Records contained in a dataset:
-- -- --

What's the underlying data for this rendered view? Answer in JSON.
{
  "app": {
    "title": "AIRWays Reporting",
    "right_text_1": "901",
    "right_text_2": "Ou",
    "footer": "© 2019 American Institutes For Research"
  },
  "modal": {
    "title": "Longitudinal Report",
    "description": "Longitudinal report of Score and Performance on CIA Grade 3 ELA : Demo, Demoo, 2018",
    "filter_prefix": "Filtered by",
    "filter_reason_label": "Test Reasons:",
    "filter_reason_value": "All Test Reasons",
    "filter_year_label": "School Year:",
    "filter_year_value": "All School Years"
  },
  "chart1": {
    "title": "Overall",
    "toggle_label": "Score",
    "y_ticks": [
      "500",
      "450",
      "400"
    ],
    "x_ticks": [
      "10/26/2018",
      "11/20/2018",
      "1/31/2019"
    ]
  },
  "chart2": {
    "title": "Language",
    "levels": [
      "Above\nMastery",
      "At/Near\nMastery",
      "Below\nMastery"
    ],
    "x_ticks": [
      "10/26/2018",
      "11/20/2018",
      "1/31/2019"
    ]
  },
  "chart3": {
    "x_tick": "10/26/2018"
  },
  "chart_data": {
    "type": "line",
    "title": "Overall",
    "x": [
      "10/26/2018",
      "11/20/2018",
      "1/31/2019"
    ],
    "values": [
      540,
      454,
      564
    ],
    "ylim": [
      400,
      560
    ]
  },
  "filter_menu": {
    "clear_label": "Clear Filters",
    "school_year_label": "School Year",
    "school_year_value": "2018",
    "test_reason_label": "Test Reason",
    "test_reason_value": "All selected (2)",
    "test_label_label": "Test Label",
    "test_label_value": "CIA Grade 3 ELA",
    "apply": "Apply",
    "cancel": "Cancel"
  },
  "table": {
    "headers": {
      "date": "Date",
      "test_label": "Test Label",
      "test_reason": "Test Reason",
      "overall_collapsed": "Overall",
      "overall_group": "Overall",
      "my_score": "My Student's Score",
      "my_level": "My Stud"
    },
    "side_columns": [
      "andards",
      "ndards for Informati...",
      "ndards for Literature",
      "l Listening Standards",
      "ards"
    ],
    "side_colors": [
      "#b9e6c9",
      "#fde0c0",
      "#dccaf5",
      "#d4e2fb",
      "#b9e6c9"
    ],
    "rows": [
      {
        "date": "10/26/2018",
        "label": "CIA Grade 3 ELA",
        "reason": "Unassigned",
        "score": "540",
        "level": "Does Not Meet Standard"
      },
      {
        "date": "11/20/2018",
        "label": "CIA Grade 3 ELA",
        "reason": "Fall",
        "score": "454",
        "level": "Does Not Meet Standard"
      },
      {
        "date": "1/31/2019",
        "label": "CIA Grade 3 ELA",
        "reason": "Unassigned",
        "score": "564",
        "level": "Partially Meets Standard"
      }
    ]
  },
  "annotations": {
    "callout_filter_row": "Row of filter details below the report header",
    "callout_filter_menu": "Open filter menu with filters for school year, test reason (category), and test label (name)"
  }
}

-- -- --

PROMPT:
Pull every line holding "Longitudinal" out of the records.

SOLUTION BELOW:
    "title": "Longitudinal Report",
    "description": "Longitudinal report of Score and Performance on CIA Grade 3 ELA : Demo, Demoo, 2018",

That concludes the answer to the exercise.